But theirs are not the only fates hanging in the balance.
On Luna, Mustang, Sovereign of the Republic, campaigns to unite the Republic behind her husband. Beset by political and criminal enemies, can she outwit her opponents in time to save him?
Once a Red refugee, young Lyria now stands accused of treason, and her only hope is a desperate escape with unlikely new allies.
Abducted by a new threat to the Republic, Pax and Electra, the children of Darrow and Sevro, must trust in Ephraim, a thief, for their salvation—and Ephraim must look to them for his chance at redemption.
As alliances shift, break, and re-form—and power is seized, lost, and reclaimed—every player is at risk in a game of conquest that could turn the Rising into a new Dark Age.

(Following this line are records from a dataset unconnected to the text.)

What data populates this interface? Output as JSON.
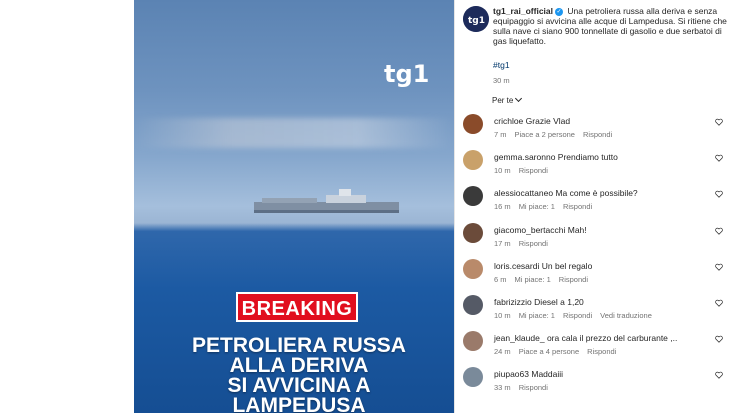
{
  "post": {
    "overlay": {
      "breaking": "BREAKING",
      "headline": "PETROLIERA RUSSA\nALLA DERIVA\nSI AVVICINA A\nLAMPEDUSA",
      "logo_text": "tg1"
    },
    "caption": {
      "username": "tg1_rai_official",
      "text": "Una petroliera russa alla deriva e senza equipaggio si avvicina alle acque di Lampedusa. Si ritiene che sulla nave ci siano 900 tonnellate di gasolio e due serbatoi di gas liquefatto.",
      "hashtag": "#tg1",
      "time": "30 m"
    },
    "sort_label": "Per te",
    "comments": [
      {
        "user": "crichloe",
        "text": "Grazie Vlad",
        "time": "7 m",
        "likes": "Piace a 2 persone",
        "reply": "Rispondi",
        "translate": ""
      },
      {
        "user": "gemma.saronno",
        "text": "Prendiamo tutto",
        "time": "10 m",
        "likes": "",
        "reply": "Rispondi",
        "translate": ""
      },
      {
        "user": "alessiocattaneo",
        "text": "Ma come è possibile?",
        "time": "16 m",
        "likes": "Mi piace: 1",
        "reply": "Rispondi",
        "translate": ""
      },
      {
        "user": "giacomo_bertacchi",
        "text": "Mah!",
        "time": "17 m",
        "likes": "",
        "reply": "Rispondi",
        "translate": ""
      },
      {
        "user": "loris.cesardi",
        "text": "Un bel regalo",
        "time": "6 m",
        "likes": "Mi piace: 1",
        "reply": "Rispondi",
        "translate": ""
      },
      {
        "user": "fabrizizzio",
        "text": "Diesel a 1,20",
        "time": "10 m",
        "likes": "Mi piace: 1",
        "reply": "Rispondi",
        "translate": "Vedi traduzione"
      },
      {
        "user": "jean_klaude_",
        "text": "ora cala il prezzo del carburante ,..",
        "time": "24 m",
        "likes": "Piace a 4 persone",
        "reply": "Rispondi",
        "translate": ""
      },
      {
        "user": "piupao63",
        "text": "Maddaiii",
        "time": "33 m",
        "likes": "",
        "reply": "Rispondi",
        "translate": ""
      }
    ],
    "colors": {
      "breaking_bg": "#e10e1e",
      "link": "#00376b",
      "verified": "#1c96f0",
      "meta": "#737373"
    }
  }
}
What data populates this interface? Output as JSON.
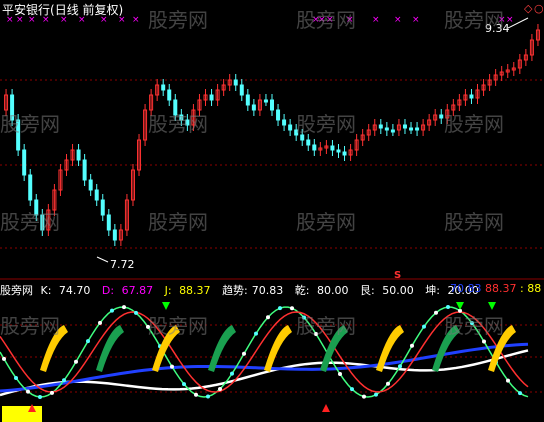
{
  "title": {
    "stock": "平安银行",
    "paren": "(日线 前复权)"
  },
  "price": {
    "high_label": "9.34",
    "low_label": "7.72"
  },
  "indicator": {
    "name": "股旁网",
    "k": {
      "label": "K:",
      "value": "74.70"
    },
    "d": {
      "label": "D:",
      "value": "67.87"
    },
    "j": {
      "label": "J:",
      "value": "88.37"
    },
    "trend": {
      "label": "趋势:",
      "value": "70.83"
    },
    "qian": {
      "label": "乾:",
      "value": "80.00"
    },
    "gen": {
      "label": "艮:",
      "value": "50.00"
    },
    "kun": {
      "label": "坤:",
      "value": "20.00"
    },
    "right1": "70.83",
    "right2": "88.37",
    "right3": ": 88"
  },
  "s_marker": "S",
  "watermark": "股旁网",
  "colors": {
    "up": "#ff3232",
    "down": "#54ffff",
    "k": "#ffffff",
    "d": "#ff00ff",
    "j": "#ffff00",
    "trend": "#2040ff"
  }
}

This book really takes its title seriously. It was a very, very dark book and probably the darkest of the series. It was a bit depressing. There is very little good or hope that comes out of this book, but there are perhaps a few threads that can be picked up in the next one. Several characters were brought back for this book that I think should have stayed gone, and several beloved characters exited as well. Daryl also does some incredibly stupid and out-of-characters things. Come to think of it, most all of the characters do out-of-character things. I think the author’s intent was probably to just shake everything up and keep the reading guessing, and in that regard, it does its job. There is certainly plenty of action, and it is very entertaining, but it is not fulfilling and I hope the next book does a better job. Also, I don’t understand at all why Lysander’s narrator was changed, as the prior one was much better.